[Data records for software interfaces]
■ ■ ■ ■

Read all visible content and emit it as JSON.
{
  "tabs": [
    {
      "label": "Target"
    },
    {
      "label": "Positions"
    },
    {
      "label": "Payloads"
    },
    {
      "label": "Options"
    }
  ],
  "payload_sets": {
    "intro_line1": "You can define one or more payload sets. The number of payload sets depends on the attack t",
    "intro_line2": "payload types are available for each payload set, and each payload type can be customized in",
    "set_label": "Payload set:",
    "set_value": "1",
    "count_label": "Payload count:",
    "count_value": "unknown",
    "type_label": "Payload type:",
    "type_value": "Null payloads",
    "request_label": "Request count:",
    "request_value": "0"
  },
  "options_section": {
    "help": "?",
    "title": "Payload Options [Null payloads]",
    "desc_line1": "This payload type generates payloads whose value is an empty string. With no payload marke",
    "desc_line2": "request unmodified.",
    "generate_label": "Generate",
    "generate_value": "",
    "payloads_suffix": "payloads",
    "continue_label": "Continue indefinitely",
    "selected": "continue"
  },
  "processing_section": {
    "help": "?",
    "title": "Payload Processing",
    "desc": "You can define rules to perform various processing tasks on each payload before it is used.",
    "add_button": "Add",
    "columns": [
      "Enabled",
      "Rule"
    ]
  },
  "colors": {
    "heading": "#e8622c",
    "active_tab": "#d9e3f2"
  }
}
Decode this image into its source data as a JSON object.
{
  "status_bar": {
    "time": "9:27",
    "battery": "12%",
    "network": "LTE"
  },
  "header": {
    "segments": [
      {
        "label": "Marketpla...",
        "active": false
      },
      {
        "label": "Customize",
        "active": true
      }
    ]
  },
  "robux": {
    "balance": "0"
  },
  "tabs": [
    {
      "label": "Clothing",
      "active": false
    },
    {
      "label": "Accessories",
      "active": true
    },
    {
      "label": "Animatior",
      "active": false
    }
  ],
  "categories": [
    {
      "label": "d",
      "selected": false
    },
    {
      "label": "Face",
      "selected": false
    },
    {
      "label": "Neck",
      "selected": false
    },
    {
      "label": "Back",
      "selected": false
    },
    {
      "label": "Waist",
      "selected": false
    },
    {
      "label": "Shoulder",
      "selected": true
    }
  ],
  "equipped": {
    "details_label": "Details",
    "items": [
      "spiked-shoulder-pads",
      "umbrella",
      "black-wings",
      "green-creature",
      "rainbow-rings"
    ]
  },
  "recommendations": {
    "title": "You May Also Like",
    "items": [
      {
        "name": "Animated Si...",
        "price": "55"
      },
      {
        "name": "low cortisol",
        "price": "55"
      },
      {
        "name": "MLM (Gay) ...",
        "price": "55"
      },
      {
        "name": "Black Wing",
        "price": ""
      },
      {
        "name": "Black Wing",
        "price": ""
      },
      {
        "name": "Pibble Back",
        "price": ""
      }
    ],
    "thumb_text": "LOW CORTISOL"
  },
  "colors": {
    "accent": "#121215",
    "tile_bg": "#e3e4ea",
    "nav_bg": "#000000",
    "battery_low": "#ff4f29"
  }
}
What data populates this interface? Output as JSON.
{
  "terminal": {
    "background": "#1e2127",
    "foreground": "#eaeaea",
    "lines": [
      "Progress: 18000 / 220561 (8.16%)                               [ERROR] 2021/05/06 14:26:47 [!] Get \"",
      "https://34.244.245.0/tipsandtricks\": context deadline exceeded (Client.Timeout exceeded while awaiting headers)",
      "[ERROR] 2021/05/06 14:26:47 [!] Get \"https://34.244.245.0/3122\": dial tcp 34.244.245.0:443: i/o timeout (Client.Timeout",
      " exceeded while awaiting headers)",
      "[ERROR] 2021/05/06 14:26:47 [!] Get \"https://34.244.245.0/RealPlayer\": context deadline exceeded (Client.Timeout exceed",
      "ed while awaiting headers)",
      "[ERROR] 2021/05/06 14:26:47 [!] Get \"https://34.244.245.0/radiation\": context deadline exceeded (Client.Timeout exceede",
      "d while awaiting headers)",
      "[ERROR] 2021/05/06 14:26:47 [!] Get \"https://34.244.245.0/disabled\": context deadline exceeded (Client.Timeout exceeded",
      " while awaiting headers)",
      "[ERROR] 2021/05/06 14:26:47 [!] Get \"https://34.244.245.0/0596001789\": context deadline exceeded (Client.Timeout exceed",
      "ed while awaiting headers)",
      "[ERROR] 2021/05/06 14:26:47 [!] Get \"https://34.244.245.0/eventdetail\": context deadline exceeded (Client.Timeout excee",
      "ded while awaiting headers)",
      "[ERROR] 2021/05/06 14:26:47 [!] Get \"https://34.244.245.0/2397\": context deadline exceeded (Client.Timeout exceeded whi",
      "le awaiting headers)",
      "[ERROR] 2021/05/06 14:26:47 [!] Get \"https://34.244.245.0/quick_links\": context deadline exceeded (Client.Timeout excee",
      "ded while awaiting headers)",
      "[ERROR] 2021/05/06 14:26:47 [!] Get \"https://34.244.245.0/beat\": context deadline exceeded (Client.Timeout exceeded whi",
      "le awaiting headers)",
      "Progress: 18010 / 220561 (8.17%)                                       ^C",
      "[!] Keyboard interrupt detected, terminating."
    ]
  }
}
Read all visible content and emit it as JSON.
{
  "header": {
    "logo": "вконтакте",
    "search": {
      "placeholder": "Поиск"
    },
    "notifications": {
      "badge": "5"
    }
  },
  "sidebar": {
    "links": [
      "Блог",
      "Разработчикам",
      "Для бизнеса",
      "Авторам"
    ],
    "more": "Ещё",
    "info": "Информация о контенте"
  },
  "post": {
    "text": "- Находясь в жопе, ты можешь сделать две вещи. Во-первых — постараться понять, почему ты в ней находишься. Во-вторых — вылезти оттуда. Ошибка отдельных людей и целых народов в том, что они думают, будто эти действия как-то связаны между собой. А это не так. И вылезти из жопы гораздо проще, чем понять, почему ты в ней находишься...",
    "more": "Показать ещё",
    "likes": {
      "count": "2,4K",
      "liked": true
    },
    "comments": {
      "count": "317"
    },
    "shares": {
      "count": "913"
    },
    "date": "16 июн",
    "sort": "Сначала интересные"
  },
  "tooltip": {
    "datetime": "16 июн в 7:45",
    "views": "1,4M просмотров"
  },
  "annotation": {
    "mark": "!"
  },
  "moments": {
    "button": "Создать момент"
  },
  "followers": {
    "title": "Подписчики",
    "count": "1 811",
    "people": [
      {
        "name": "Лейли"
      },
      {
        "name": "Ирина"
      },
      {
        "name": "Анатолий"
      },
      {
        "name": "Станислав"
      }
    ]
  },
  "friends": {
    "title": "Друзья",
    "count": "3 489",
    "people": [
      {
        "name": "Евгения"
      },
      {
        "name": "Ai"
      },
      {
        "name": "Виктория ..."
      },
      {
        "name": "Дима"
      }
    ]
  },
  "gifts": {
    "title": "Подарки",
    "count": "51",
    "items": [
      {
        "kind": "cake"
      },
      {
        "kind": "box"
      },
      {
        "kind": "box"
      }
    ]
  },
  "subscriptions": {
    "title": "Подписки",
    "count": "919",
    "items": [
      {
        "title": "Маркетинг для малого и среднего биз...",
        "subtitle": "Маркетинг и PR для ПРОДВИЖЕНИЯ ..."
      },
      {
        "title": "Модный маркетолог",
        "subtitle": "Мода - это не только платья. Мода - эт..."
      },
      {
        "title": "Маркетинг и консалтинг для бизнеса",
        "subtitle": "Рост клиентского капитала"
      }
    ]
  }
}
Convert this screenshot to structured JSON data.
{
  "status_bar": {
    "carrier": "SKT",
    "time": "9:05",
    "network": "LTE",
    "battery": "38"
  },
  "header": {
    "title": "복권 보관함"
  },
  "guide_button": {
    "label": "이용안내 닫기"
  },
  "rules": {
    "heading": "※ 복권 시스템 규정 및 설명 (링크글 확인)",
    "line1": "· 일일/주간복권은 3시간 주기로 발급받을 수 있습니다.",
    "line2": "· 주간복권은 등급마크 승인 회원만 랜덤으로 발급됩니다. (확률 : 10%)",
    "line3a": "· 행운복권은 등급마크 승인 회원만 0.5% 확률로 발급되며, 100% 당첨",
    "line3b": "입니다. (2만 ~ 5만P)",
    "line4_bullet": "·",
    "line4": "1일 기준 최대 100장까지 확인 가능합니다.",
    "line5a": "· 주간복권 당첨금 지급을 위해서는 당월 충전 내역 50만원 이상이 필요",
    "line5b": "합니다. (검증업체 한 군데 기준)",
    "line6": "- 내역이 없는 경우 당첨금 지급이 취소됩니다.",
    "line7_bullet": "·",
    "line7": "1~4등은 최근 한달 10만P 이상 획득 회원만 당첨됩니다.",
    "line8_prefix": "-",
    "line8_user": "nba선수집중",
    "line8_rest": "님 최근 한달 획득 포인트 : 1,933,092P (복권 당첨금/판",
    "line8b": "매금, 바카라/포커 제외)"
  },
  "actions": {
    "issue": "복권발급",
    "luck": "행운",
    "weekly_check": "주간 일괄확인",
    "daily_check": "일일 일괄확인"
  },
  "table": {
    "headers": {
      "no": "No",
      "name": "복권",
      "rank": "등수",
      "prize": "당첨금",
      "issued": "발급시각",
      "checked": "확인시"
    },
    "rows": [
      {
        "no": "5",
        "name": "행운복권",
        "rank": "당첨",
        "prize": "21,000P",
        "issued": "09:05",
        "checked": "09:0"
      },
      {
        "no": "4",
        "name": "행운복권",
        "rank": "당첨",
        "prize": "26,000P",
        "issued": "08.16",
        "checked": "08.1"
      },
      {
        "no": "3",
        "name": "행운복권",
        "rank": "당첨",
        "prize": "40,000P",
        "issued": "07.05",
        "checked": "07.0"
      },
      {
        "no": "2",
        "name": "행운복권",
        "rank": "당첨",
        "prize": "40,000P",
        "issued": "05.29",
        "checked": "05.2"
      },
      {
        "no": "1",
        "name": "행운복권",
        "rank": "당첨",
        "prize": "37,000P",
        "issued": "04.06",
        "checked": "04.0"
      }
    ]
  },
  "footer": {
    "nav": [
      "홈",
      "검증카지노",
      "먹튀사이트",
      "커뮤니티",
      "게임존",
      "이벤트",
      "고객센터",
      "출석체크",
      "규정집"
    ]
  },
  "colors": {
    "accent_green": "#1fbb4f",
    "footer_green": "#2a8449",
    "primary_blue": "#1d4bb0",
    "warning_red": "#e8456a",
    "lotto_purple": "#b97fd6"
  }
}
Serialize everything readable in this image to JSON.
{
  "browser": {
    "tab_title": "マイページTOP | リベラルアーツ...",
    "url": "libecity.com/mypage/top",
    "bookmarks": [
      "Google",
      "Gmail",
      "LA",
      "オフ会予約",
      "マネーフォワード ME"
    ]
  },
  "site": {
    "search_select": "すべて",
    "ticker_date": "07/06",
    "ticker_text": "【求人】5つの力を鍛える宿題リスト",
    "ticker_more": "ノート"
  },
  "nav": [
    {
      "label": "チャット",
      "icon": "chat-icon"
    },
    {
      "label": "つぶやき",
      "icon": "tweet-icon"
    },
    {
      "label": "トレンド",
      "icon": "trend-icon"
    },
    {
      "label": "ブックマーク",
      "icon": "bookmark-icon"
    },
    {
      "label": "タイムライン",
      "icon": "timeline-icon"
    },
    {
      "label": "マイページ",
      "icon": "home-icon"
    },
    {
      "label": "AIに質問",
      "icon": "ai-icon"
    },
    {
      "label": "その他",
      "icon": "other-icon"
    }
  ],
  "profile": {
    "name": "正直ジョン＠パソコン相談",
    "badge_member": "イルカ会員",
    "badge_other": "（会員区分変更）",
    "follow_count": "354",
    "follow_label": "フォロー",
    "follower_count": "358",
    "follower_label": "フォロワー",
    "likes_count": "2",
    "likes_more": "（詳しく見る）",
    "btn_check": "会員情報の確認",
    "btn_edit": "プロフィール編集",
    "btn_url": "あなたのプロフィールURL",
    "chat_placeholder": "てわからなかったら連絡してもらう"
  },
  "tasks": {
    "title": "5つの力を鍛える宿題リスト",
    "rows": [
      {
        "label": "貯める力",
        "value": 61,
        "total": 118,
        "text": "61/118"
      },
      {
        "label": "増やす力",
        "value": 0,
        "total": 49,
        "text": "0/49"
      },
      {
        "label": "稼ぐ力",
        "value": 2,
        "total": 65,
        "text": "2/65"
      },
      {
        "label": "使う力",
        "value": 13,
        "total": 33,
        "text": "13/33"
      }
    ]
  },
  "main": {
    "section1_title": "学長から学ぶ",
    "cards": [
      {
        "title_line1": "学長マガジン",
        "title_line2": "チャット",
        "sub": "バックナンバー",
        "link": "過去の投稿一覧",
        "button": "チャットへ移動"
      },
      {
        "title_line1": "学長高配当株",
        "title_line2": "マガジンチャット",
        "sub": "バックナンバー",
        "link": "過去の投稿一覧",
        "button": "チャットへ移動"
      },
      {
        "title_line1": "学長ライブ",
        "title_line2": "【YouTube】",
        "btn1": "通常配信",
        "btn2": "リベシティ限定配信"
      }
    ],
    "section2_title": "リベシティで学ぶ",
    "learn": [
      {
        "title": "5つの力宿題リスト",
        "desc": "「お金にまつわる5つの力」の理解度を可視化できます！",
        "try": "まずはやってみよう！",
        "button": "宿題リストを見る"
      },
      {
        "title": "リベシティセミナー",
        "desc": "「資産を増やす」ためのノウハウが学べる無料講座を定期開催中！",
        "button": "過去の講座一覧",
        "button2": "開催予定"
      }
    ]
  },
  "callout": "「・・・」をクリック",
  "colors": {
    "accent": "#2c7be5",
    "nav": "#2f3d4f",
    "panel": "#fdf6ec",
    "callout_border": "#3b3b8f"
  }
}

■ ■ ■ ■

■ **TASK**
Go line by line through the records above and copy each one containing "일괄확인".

■ **RESPONSE AREA**
    "weekly_check": "주간 일괄확인",
    "daily_check": "일일 일괄확인"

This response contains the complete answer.